GOAL OF THE EXERCISE> Determine which lines of the records include the word "Winden", and copy them.

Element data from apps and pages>
● ● ● ● ●
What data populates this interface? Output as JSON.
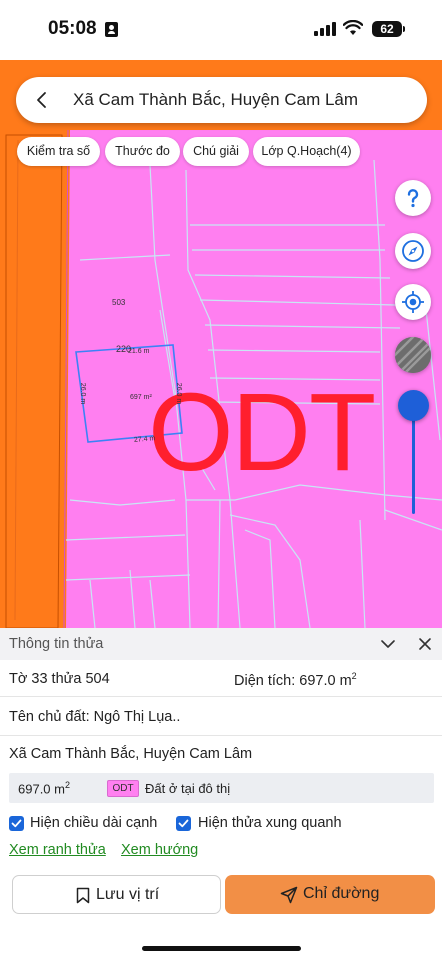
{
  "status_bar": {
    "time": "05:08",
    "battery": "62"
  },
  "search": {
    "location": "Xã Cam Thành Bắc, Huyện Cam Lâm"
  },
  "chips": [
    "Kiểm tra số",
    "Thước đo",
    "Chú giải",
    "Lớp Q.Hoạch(4)"
  ],
  "map": {
    "parcel_numbers": {
      "neighbor": "503",
      "selected": "220"
    },
    "parcel_area": "697 m²",
    "edges": {
      "top": "21.6 m",
      "left": "26.0 m",
      "right": "26.0 m",
      "bottom": "27.4 m"
    },
    "zone_label": "ODT",
    "colors": {
      "land": "#ff7ff0",
      "road": "#ff7a1a",
      "parcel_outline": "#3b82f6",
      "zone_text": "#ff1f2e"
    },
    "icons": [
      "help-icon",
      "compass-icon",
      "locate-icon",
      "satellite-layer-icon"
    ]
  },
  "sheet": {
    "title": "Thông tin thửa",
    "parcel_ref": "Tờ 33 thửa 504",
    "area_label": "Diện tích: 697.0 m",
    "area_sup": "2",
    "owner": "Tên chủ đất: Ngô Thị Lụa..",
    "address": "Xã Cam Thành Bắc, Huyện Cam Lâm",
    "land_area": "697.0 m",
    "land_area_sup": "2",
    "land_code": "ODT",
    "land_use": "Đất ở tại đô thị",
    "checkbox_edges": "Hiện chiều dài cạnh",
    "checkbox_neighbors": "Hiện thửa xung quanh",
    "link_boundary": "Xem ranh thửa",
    "link_direction": "Xem hướng",
    "btn_save": "Lưu vị trí",
    "btn_route": "Chỉ đường"
  }
}
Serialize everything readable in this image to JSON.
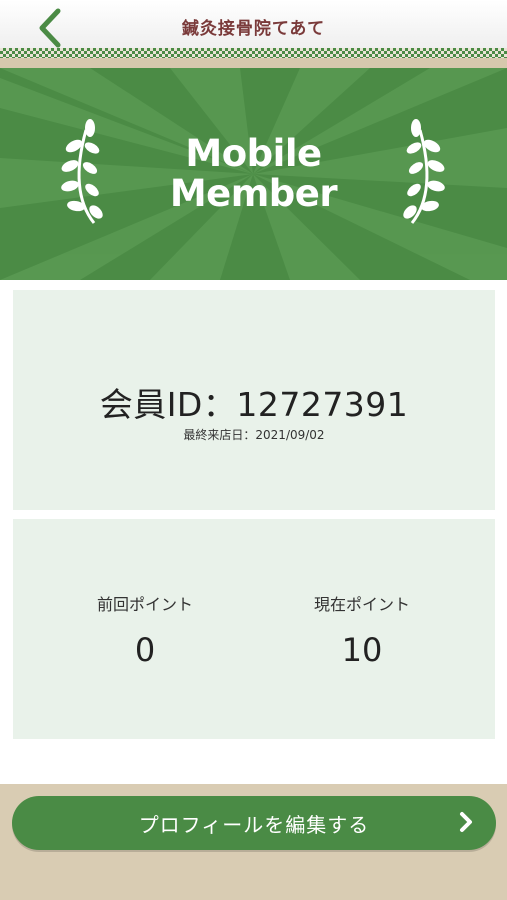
{
  "header": {
    "title": "鍼灸接骨院てあて",
    "back_icon": "chevron-left-icon"
  },
  "banner": {
    "line1": "Mobile",
    "line2": "Member",
    "left_icon": "laurel-icon",
    "right_icon": "laurel-icon"
  },
  "member": {
    "id_text": "会員ID：12727391",
    "last_visit": "最終来店日：2021/09/02"
  },
  "points": {
    "previous_label": "前回ポイント",
    "previous_value": "0",
    "current_label": "現在ポイント",
    "current_value": "10"
  },
  "actions": {
    "edit_profile_label": "プロフィールを編集する",
    "edit_icon": "chevron-right-icon"
  },
  "colors": {
    "accent_green": "#4b8b45",
    "title_brown": "#7a3a3a",
    "card_bg": "#e9f2ea"
  }
}
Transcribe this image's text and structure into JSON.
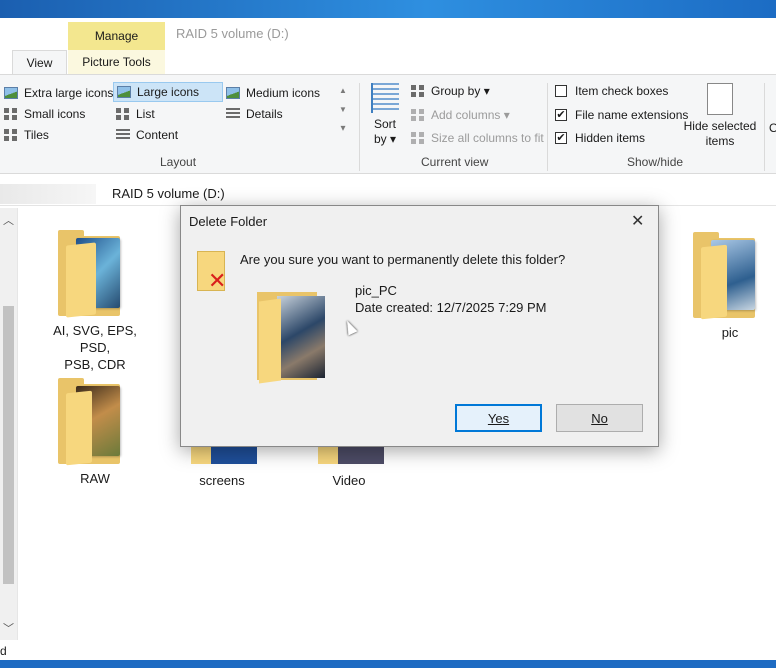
{
  "window": {
    "title": "RAID 5 volume (D:)",
    "contextual_tab": "Manage",
    "tabs": [
      "View",
      "Picture Tools"
    ]
  },
  "ribbon": {
    "layout": {
      "items": [
        "Extra large icons",
        "Large icons",
        "Medium icons",
        "Small icons",
        "List",
        "Details",
        "Tiles",
        "Content"
      ],
      "selected": "Large icons",
      "group_label": "Layout"
    },
    "current_view": {
      "sort_label": "Sort",
      "sort_by": "by",
      "group_by": "Group by",
      "add_columns": "Add columns",
      "size_columns": "Size all columns to fit",
      "group_label": "Current view"
    },
    "show_hide": {
      "item_check_boxes": "Item check boxes",
      "file_name_extensions": "File name extensions",
      "hidden_items": "Hidden items",
      "hide_selected_1": "Hide selected",
      "hide_selected_2": "items",
      "group_label": "Show/hide",
      "checks": {
        "item_check_boxes": false,
        "file_name_extensions": true,
        "hidden_items": true
      }
    },
    "overflow_letter": "O"
  },
  "address": {
    "path": "RAID 5 volume (D:)"
  },
  "folders": {
    "ai": {
      "label_1": "AI, SVG, EPS, PSD,",
      "label_2": "PSB, CDR"
    },
    "pic": {
      "label": "pic"
    },
    "raw": {
      "label": "RAW"
    },
    "screens": {
      "label": "screens"
    },
    "video": {
      "label": "Video"
    }
  },
  "dialog": {
    "title": "Delete Folder",
    "question": "Are you sure you want to permanently delete this folder?",
    "folder_name": "pic_PC",
    "date_created": "Date created: 12/7/2025 7:29 PM",
    "yes_label": "Yes",
    "no_label": "No"
  },
  "status": {
    "fragment": "d"
  },
  "colors": {
    "accent": "#0078d7",
    "folder": "#f7d77e",
    "manage_tab": "#f3e78f",
    "danger": "#d9201c"
  }
}
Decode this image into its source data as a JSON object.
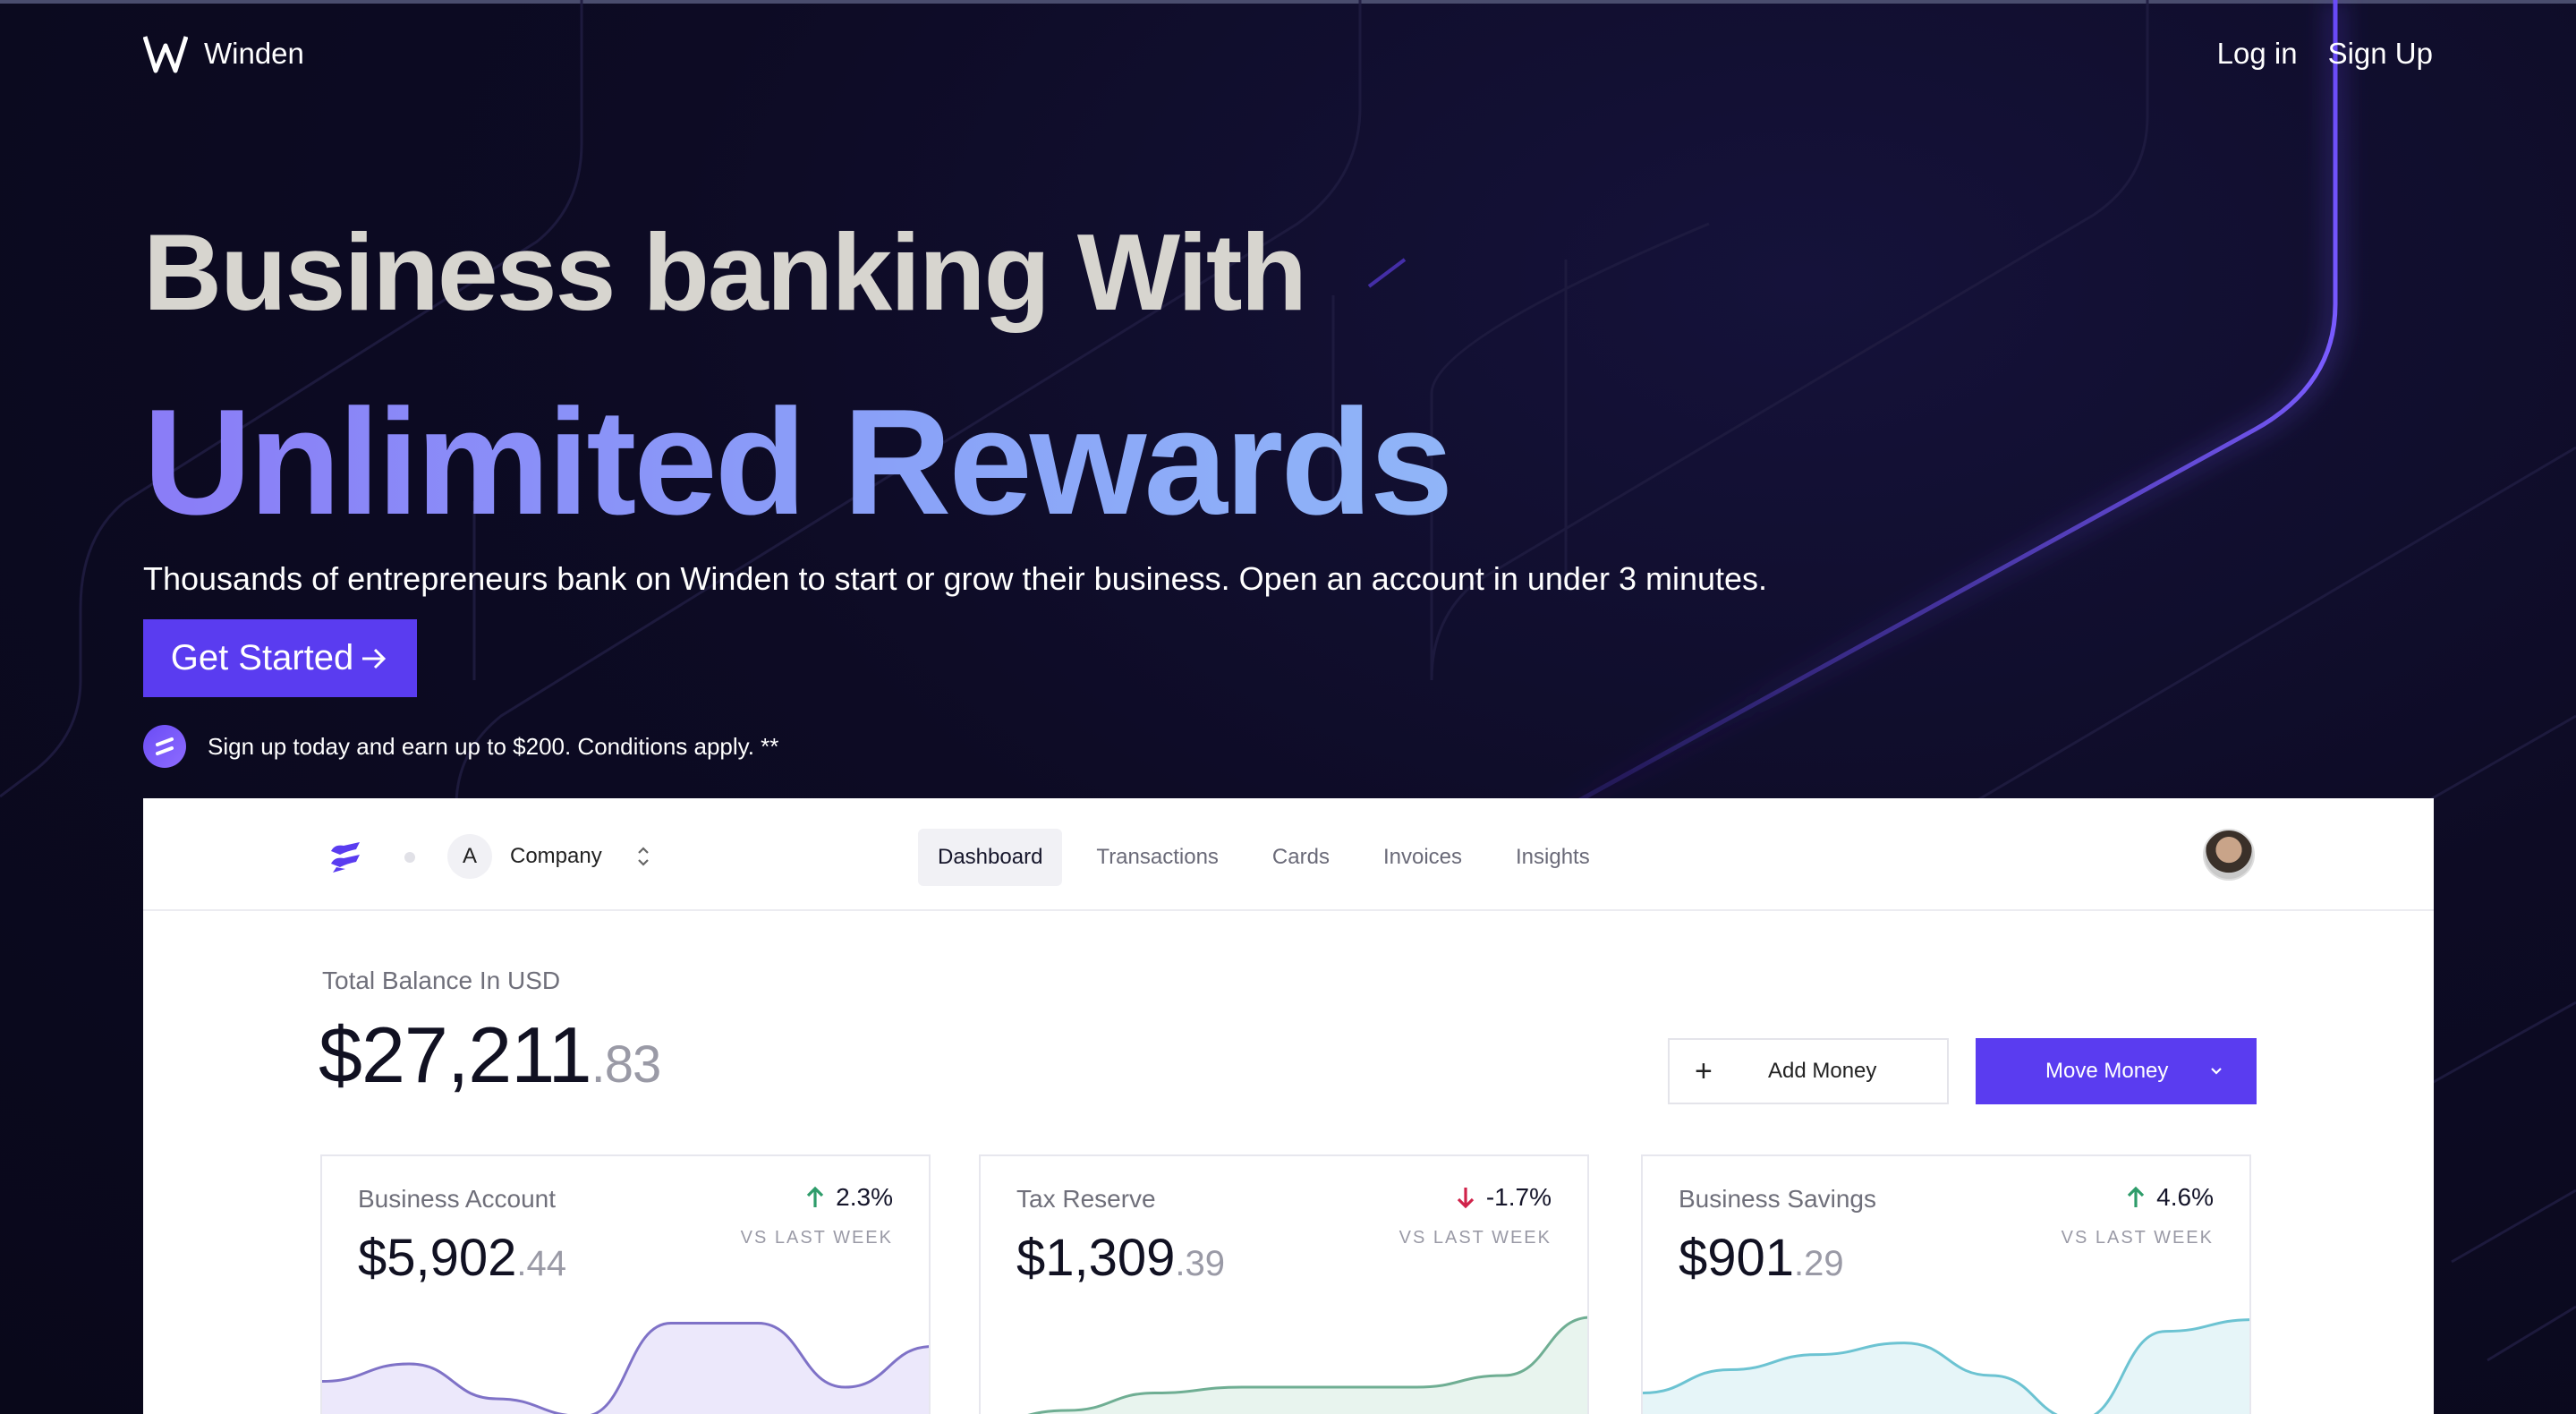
{
  "nav": {
    "brand": "Winden",
    "login": "Log in",
    "signup": "Sign Up"
  },
  "hero": {
    "title_line1": "Business banking With",
    "title_line2": "Unlimited Rewards",
    "subtitle": "Thousands of entrepreneurs bank on Winden to start or grow their business. Open an account in under 3 minutes.",
    "cta": "Get Started",
    "cta_icon": "arrow-right-icon",
    "promo": "Sign up today and earn up to $200. Conditions apply. **"
  },
  "app": {
    "company_initial": "A",
    "company_name": "Company",
    "tabs": [
      "Dashboard",
      "Transactions",
      "Cards",
      "Invoices",
      "Insights"
    ],
    "active_tab": "Dashboard",
    "balance_label": "Total Balance In USD",
    "balance_whole": "$27,211",
    "balance_cents": ".83",
    "add_money": "Add Money",
    "move_money": "Move Money",
    "accent": "#5a3cf0"
  },
  "accounts": [
    {
      "title": "Business Account",
      "amount_whole": "$5,902",
      "amount_cents": ".44",
      "delta": "2.3%",
      "direction": "up",
      "vs": "VS LAST WEEK",
      "line_color": "#7f72c7",
      "fill_color": "#ece8fb",
      "trend": [
        0.45,
        0.6,
        0.3,
        0.15,
        0.95,
        0.95,
        0.4,
        0.75
      ]
    },
    {
      "title": "Tax Reserve",
      "amount_whole": "$1,309",
      "amount_cents": ".39",
      "delta": "-1.7%",
      "direction": "down",
      "vs": "VS LAST WEEK",
      "line_color": "#6fae93",
      "fill_color": "#e8f4ee",
      "trend": [
        0.1,
        0.2,
        0.35,
        0.4,
        0.4,
        0.4,
        0.5,
        1.0
      ]
    },
    {
      "title": "Business Savings",
      "amount_whole": "$901",
      "amount_cents": ".29",
      "delta": "4.6%",
      "direction": "up",
      "vs": "VS LAST WEEK",
      "line_color": "#6cc3d2",
      "fill_color": "#e6f5f8",
      "trend": [
        0.35,
        0.55,
        0.68,
        0.78,
        0.5,
        0.12,
        0.88,
        0.98
      ]
    }
  ],
  "colors": {
    "up_arrow": "#2e9c6a",
    "down_arrow": "#d0234a"
  }
}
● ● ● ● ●
EXERCISE RESPONSE>
    "brand": "Winden",
    "subtitle": "Thousands of entrepreneurs bank on Winden to start or grow their business. Open an account in under 3 minutes.",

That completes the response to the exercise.